“I am thankful to Hadassah for sending these doctors to Panama to help us with this important project. They are our inspiration,” Sarita Cohen added.
My experience in Panama –like the one in Mexico and in many other places around the world – is an inspiration to me. It reminds me of how much the Hadassah Medical Organization has to offer, how important it is for us to share our knowledge with the people and countries,the esteem the Hadassah Medical Organization elicits, and how important Hadassah International is to our efforts.
Whether in Latin America or the Far East, Europe or Australia – countries that are our friends as well as some that don’t recognize the State of Israel – Hadassah’s doctors and nurses are welcomed with warmth and enthusiasm, admiration and respect. They in turn, bring honor to Hadassah and to Israel, creating new relationships, establishing new friendships, building bridges across countries and continents by caring for others.
Prof. Shlomo Mor-Yosef, Former Director General
HADASSAH INTERNATIONAL ACADEMIC & MEDICAL SYMPOSIUMS AND SEMINARS
Since 2001, Hadassah International has organized many different academic and medical symposiums and seminars in different areas of Latin America.
Following is a short list of these past academic activities:
Caracas, Venezuela, 2001: International Nursing Seminar
Sao Paulo, Brazil, 2001: International Nursing Seminar in collaboration with Einstein Hospital
Miami Beach, FL, USA, 2001: International Nursing Symposium
Buenos Aires, Argentina, 2002: Trauma Seminar in collaboration with Hospital Fernandez
Mexico City, Mexico, 2004: Nursing Seminar in collaboration with Ministry of Health
Monterrey, NL, Mexico, 2004: 1st International Nursing Seminar: “Challenges facing a nurse today” in collaboration with Tec Monterrey Hospital and Nuevo Leon General Hospital
Guadalajara, Jalisco, Mexico, 2005: VII International Congress of Medical Advancements –Dealing with Massive Catastrophes in collaboration with Guadalajara Civilian Hospitals
Jerusalem, Israel, 2005: Hadassah Medical Organization(HMO) and Hadassah Mexico organize a one-week Symposium for Mexican Pediatric Dentists in collaboration with Mexican Association of Orthodontics
Costa Rica, 2006: Alternative Medicine Seminar in collaboration with Unibe University; Collaborative Agreement signed that allows for five Costa Rican physicians to do specialty training at HMO
Panama, 2007: 1st Trauma Seminar - “Trauma Emergencies”as well as a Medical and Nursing Seminar in collaboration with Hospital SantoTomas
Mexico City, Mexico, 2008: Human Genome Institute Conference
Mexico, 2009-2010: First Aid Courses - as part of a grassroots project, intended to raise awareness of Hadassah International among the Jewish communities of Mexico and provide health education to its members
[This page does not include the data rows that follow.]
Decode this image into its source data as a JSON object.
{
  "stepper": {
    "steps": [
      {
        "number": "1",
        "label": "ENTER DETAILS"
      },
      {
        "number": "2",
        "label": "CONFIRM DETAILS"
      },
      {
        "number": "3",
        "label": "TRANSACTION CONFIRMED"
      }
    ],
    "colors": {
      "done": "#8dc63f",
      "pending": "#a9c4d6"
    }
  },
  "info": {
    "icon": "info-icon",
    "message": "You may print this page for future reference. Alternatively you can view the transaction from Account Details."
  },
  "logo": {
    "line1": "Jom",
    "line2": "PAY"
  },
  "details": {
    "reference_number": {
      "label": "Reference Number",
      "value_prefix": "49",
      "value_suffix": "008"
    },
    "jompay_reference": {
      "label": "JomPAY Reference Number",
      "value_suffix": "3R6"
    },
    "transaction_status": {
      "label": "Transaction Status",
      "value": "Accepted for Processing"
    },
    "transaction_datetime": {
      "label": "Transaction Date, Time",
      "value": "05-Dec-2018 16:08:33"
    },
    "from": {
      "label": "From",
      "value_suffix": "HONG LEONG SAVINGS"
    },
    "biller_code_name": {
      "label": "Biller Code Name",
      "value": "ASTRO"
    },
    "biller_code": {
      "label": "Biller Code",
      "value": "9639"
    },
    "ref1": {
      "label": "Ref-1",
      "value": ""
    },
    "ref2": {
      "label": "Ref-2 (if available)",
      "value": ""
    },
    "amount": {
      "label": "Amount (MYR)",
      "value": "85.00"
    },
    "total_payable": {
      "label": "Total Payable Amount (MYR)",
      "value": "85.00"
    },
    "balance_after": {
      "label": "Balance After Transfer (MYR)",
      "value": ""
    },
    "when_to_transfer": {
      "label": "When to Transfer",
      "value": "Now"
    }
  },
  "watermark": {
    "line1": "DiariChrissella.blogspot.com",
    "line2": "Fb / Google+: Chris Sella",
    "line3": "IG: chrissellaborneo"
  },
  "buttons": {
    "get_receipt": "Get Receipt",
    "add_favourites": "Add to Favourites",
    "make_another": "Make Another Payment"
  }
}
Mexico, 2010: Breast Cancer Awareness Week (including conferences, workshops and seminars) in collaboration with the Mexico National Cancer Institute, Oncology Center of ABC Hospital, Hospital San Jose - Tec de Monterrey, Hospital OCA, Red Cross of Monterrey
Mexico City, Mexico, 2011: Trauma Symposium - “Dealing with Multiple Victims of a MassCatastrophe: Experiences from the Hadassah Medical Organization” in collaboration with Cadena, A.C., a group of young volunteers from the Jewish community that deal with emergency situations and national disasters
Mexico, 2011: Nutrition and WellnessEvent (including conferences, workshops and seminars) in collaboration with the Mexico Ministry of Health, Mexico National Institute of Medical Sciences and Nutrition, Gea Gonzalez Hospital, ABC Hospital, Maguen David Community Center
Sao Paulo, Brazil; June, 2012: Academic Medical Congress in light of a collaborative agreement drawn up between Alberto Einstein Hospital,the government of Sao Paulo and HMO.